The Olympic Games are meant to inspire future generations of fit athletes, but a Canadian expert in physical activity is questioning the priorities of our couch potato society.
Dean Kriellaars is a professor of physical therapy at the University of Manitoba. To spark a discussion, this week he released a paper titled, “Canada, a spectator society: is there a relationship between Olympic performance and population obesity?”
It shows how Canada’s medal counts and obesity rates among children and adults have coincidentally both increased since 1972.
“I’m a very strong advocate of high performance athletics and high performance artists,” Kriellaars said in an interview. “I believe it’s an example of great things our society can do. I think we just have to focus much more on one of our big problems, which is the inactivity of our society.”
Kriellaars suspects it’s similar to New Year’s resolutions for fitness. One month later, gyms are often emptier.
A review of studies on whether hosting an Olympics inspires people to get active also concluded: “The evidence to support the notion that hosting an Olympic Games leads to an automatic increase in mass sporting or physical activity is poor.”
Kriellaars said people do participate in sports immediately after the Olympics. What he’d like to do is build on that momentum so Canadians of all ages enjoy participating in sports for their whole lives.

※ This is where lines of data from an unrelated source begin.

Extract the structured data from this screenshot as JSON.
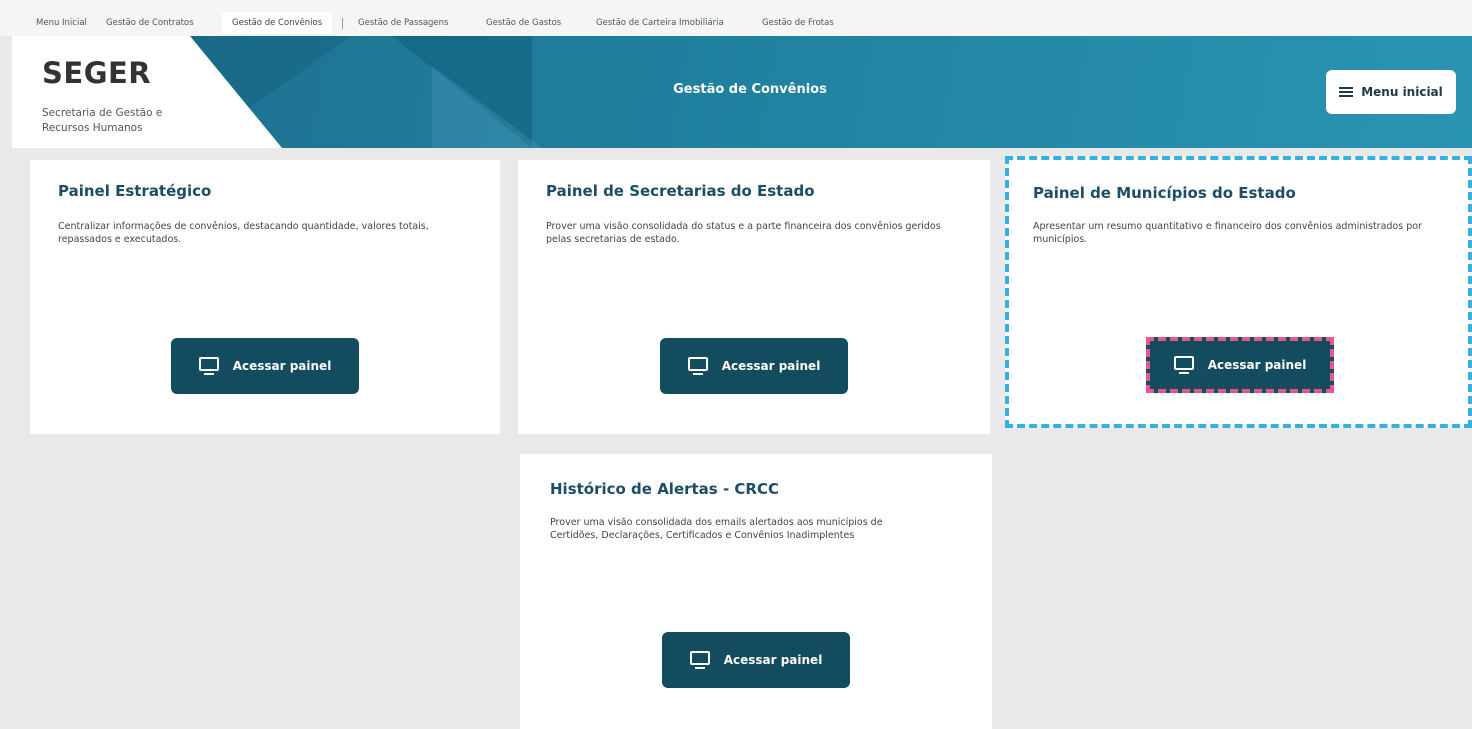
{
  "tabs": [
    {
      "label": "Menu Inicial",
      "active": false
    },
    {
      "label": "Gestão de Contratos",
      "active": false
    },
    {
      "label": "Gestão de Convênios",
      "active": true
    },
    {
      "label": "Gestão de Passagens",
      "active": false
    },
    {
      "label": "Gestão de Gastos",
      "active": false
    },
    {
      "label": "Gestão de Carteira Imobiliária",
      "active": false
    },
    {
      "label": "Gestão de Frotas",
      "active": false
    }
  ],
  "header": {
    "logo_title": "SEGER",
    "logo_subtitle": "Secretaria de Gestão e Recursos Humanos",
    "title": "Gestão de Convênios",
    "menu_button": "Menu inicial"
  },
  "cards": [
    {
      "title": "Painel Estratégico",
      "description": "Centralizar informações de convênios, destacando quantidade, valores totais, repassados e executados.",
      "button": "Acessar painel"
    },
    {
      "title": "Painel de Secretarias do Estado",
      "description": "Prover uma visão consolidada do status e a parte financeira dos convênios geridos pelas secretarias de estado.",
      "button": "Acessar painel"
    },
    {
      "title": "Painel de Municípios do Estado",
      "description": "Apresentar um resumo quantitativo e financeiro dos convênios administrados por municípios.",
      "button": "Acessar painel"
    },
    {
      "title": "Histórico de Alertas - CRCC",
      "description": "Prover uma visão consolidada dos emails alertados aos municípios de Certidões, Declarações, Certificados e Convênios Inadimplentes",
      "button": "Acessar painel"
    }
  ],
  "colors": {
    "header_bg": "#1f7d9c",
    "button_bg": "#134b5f",
    "card_title": "#1b4d63",
    "highlight_card": "#35b0e0",
    "highlight_button": "#e8578c"
  },
  "icons": {
    "menu": "hamburger-icon",
    "button": "monitor-icon"
  }
}
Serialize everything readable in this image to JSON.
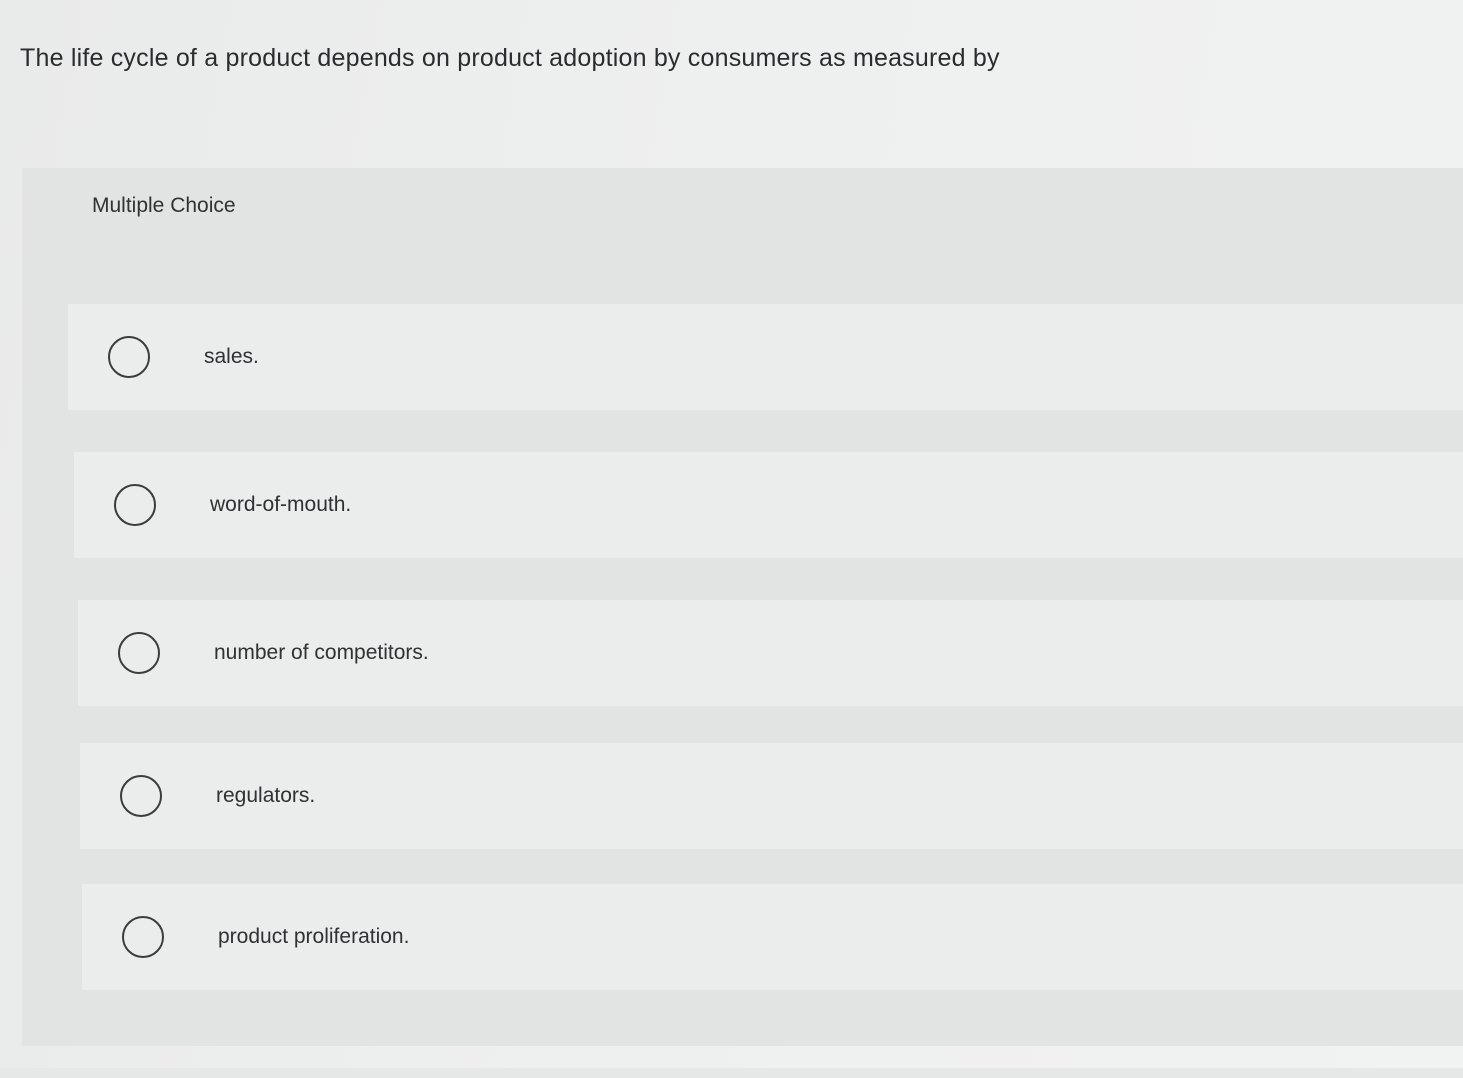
{
  "question": {
    "text": "The life cycle of a product depends on product adoption by consumers as measured by"
  },
  "panel": {
    "label": "Multiple Choice"
  },
  "options": [
    {
      "label": "sales.",
      "selected": false
    },
    {
      "label": "word-of-mouth.",
      "selected": false
    },
    {
      "label": "number of competitors.",
      "selected": false
    },
    {
      "label": "regulators.",
      "selected": false
    },
    {
      "label": "product proliferation.",
      "selected": false
    }
  ],
  "colors": {
    "background": "#eeefef",
    "panel": "#e2e3e3",
    "option": "#ebecec",
    "text": "#2b2d2f"
  }
}
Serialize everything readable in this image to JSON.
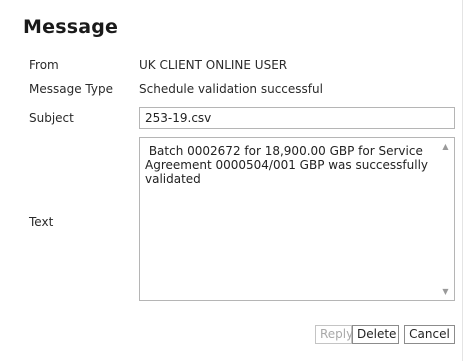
{
  "dialog": {
    "title": "Message"
  },
  "fields": {
    "from_label": "From",
    "from_value": "UK CLIENT ONLINE USER",
    "message_type_label": "Message Type",
    "message_type_value": "Schedule validation successful",
    "subject_label": "Subject",
    "subject_value": "253-19.csv",
    "text_label": "Text",
    "text_value": " Batch 0002672 for 18,900.00 GBP for Service\nAgreement 0000504/001 GBP was successfully\nvalidated"
  },
  "scrollbar": {
    "up_icon": "▲",
    "down_icon": "▼"
  },
  "buttons": {
    "reply_label": "Reply",
    "reply_enabled": false,
    "delete_label": "Delete",
    "cancel_label": "Cancel"
  }
}
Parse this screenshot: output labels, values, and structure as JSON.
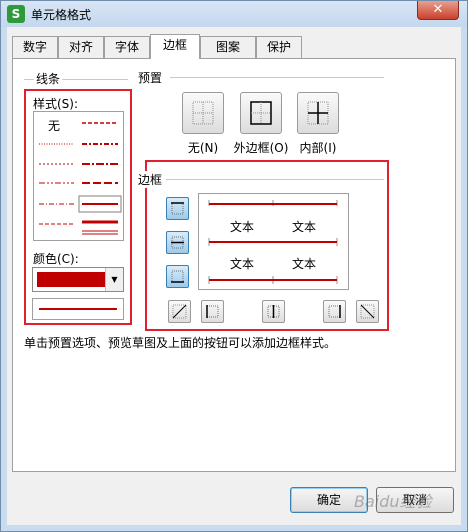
{
  "window": {
    "title": "单元格格式",
    "app_icon": "S",
    "close": "✕"
  },
  "tabs": [
    {
      "label": "数字"
    },
    {
      "label": "对齐"
    },
    {
      "label": "字体"
    },
    {
      "label": "边框"
    },
    {
      "label": "图案"
    },
    {
      "label": "保护"
    }
  ],
  "active_tab": "边框",
  "line_section": {
    "title": "线条",
    "style_label": "样式(S):",
    "none_label": "无",
    "color_label": "颜色(C):",
    "color_value": "#c00000"
  },
  "presets": {
    "title": "预置",
    "none": "无(N)",
    "outline": "外边框(O)",
    "inside": "内部(I)"
  },
  "border_section": {
    "title": "边框",
    "preview_texts": [
      "文本",
      "文本",
      "文本",
      "文本"
    ],
    "line_color": "#c00000"
  },
  "hint": "单击预置选项、预览草图及上面的按钮可以添加边框样式。",
  "buttons": {
    "ok": "确定",
    "cancel": "取消"
  },
  "watermark": "Baidu经验",
  "annotation_color": "#e0202e"
}
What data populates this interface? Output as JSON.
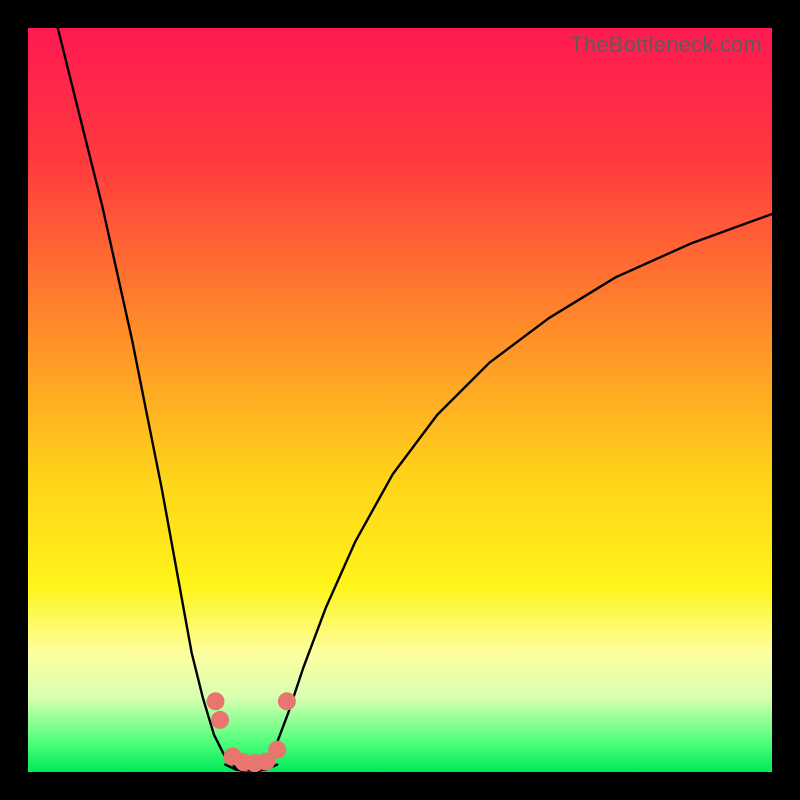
{
  "watermark": "TheBottleneck.com",
  "colors": {
    "gradient_stops": [
      {
        "offset": 0.0,
        "color": "#ff1a51"
      },
      {
        "offset": 0.18,
        "color": "#ff3a3f"
      },
      {
        "offset": 0.4,
        "color": "#ff8a2a"
      },
      {
        "offset": 0.6,
        "color": "#ffd21a"
      },
      {
        "offset": 0.75,
        "color": "#fff41a"
      },
      {
        "offset": 0.84,
        "color": "#fdffa0"
      },
      {
        "offset": 0.9,
        "color": "#d8ffb0"
      },
      {
        "offset": 0.96,
        "color": "#4fff7c"
      },
      {
        "offset": 1.0,
        "color": "#00e85a"
      }
    ],
    "curve": "#000000",
    "markers": "#e8766f",
    "frame": "#000000"
  },
  "chart_data": {
    "type": "line",
    "title": "",
    "xlabel": "",
    "ylabel": "",
    "xlim": [
      0,
      100
    ],
    "ylim": [
      0,
      100
    ],
    "series": [
      {
        "name": "left-curve",
        "x": [
          4,
          6,
          8,
          10,
          12,
          14,
          16,
          18,
          20,
          22,
          23.5,
          25,
          26.5,
          28,
          29
        ],
        "y": [
          100,
          92,
          84,
          76,
          67,
          58,
          48,
          38,
          27,
          16,
          10,
          5,
          2,
          0.5,
          0
        ]
      },
      {
        "name": "right-curve",
        "x": [
          31,
          32,
          33.5,
          35,
          37,
          40,
          44,
          49,
          55,
          62,
          70,
          79,
          89,
          100
        ],
        "y": [
          0,
          1,
          4,
          8,
          14,
          22,
          31,
          40,
          48,
          55,
          61,
          66.5,
          71,
          75
        ]
      },
      {
        "name": "valley-floor",
        "x": [
          26.5,
          28,
          30,
          32,
          33.5
        ],
        "y": [
          1.0,
          0.3,
          0.2,
          0.3,
          1.0
        ]
      }
    ],
    "markers": [
      {
        "name": "m1",
        "x": 25.2,
        "y": 9.5
      },
      {
        "name": "m2",
        "x": 25.8,
        "y": 7.0
      },
      {
        "name": "m3",
        "x": 27.5,
        "y": 2.1
      },
      {
        "name": "m4",
        "x": 29.0,
        "y": 1.3
      },
      {
        "name": "m5",
        "x": 30.5,
        "y": 1.2
      },
      {
        "name": "m6",
        "x": 32.0,
        "y": 1.4
      },
      {
        "name": "m7",
        "x": 33.5,
        "y": 3.0
      },
      {
        "name": "m8",
        "x": 34.8,
        "y": 9.5
      }
    ]
  }
}
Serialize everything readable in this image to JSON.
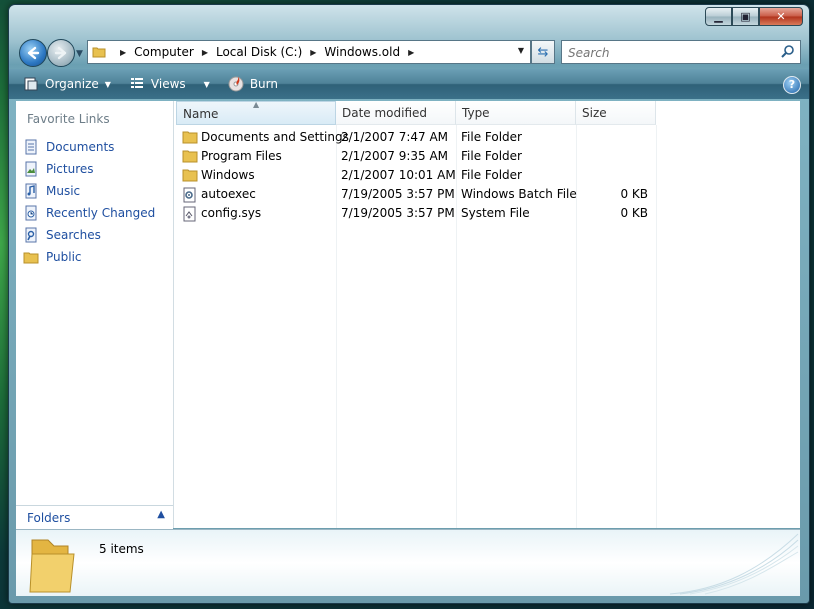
{
  "window": {
    "controls": {
      "minimize": "▁",
      "maximize": "▣",
      "close": "✕"
    }
  },
  "address": {
    "crumbs": [
      "Computer",
      "Local Disk (C:)",
      "Windows.old"
    ]
  },
  "search": {
    "placeholder": "Search"
  },
  "toolbar": {
    "organize": "Organize",
    "views": "Views",
    "burn": "Burn",
    "help": "?"
  },
  "navpane": {
    "header": "Favorite Links",
    "items": [
      {
        "label": "Documents",
        "icon": "documents-icon"
      },
      {
        "label": "Pictures",
        "icon": "pictures-icon"
      },
      {
        "label": "Music",
        "icon": "music-icon"
      },
      {
        "label": "Recently Changed",
        "icon": "recently-changed-icon"
      },
      {
        "label": "Searches",
        "icon": "searches-icon"
      },
      {
        "label": "Public",
        "icon": "folder-icon"
      }
    ],
    "folders_label": "Folders"
  },
  "columns": {
    "name": "Name",
    "date": "Date modified",
    "type": "Type",
    "size": "Size"
  },
  "files": [
    {
      "name": "Documents and Settings",
      "date": "2/1/2007 7:47 AM",
      "type": "File Folder",
      "size": "",
      "icon": "folder-icon"
    },
    {
      "name": "Program Files",
      "date": "2/1/2007 9:35 AM",
      "type": "File Folder",
      "size": "",
      "icon": "folder-icon"
    },
    {
      "name": "Windows",
      "date": "2/1/2007 10:01 AM",
      "type": "File Folder",
      "size": "",
      "icon": "folder-icon"
    },
    {
      "name": "autoexec",
      "date": "7/19/2005 3:57 PM",
      "type": "Windows Batch File",
      "size": "0 KB",
      "icon": "batch-file-icon"
    },
    {
      "name": "config.sys",
      "date": "7/19/2005 3:57 PM",
      "type": "System File",
      "size": "0 KB",
      "icon": "system-file-icon"
    }
  ],
  "details": {
    "count": "5 items"
  },
  "colors": {
    "link": "#1f4fa0",
    "toolbar": "#3b7089",
    "folder": "#e8c150"
  }
}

Swimmer and Canadian Olympic gold medallist Mark Tewksbury acted as a spokesperson for athletes at the London 2012 Games.
“I’m still seeing stories when we win an Olympic medal, tons of kids register for that. Is the dropout rate really a month? We’ll have to see,” Tewksbury said.
Tewksbury agrees with Kriellaars that tackling obesity in the long term requires moves such as:
A change in diet for children. More exercise and physical education programs in school. Infrastructure such as local facilities. At an arena in Toronto, some children said they are encouraged by the athleticism of Olympians.
“Four years ago, when I was five, I saw the Olympics and I thought skating looked interesting, figure skating,” said Michael Barsoum. “I thought maybe I would try it.”
“It really inspires me because it’s really beautiful,” said seven-year-old Chloe Yuh.
Watching the Sochi Games was also a motivator for some adults.
“I’m a runner,” said Jennifer Dawson. “It definitely makes me want to get out there and show my spirit.”
Danko Zaric recognizes he’s not at that elite level when he heads down the slopes and pretends to be in a competition.
“It does feel nice to dream for a couple of seconds or few minutes while I participate in sports,” Zaric said.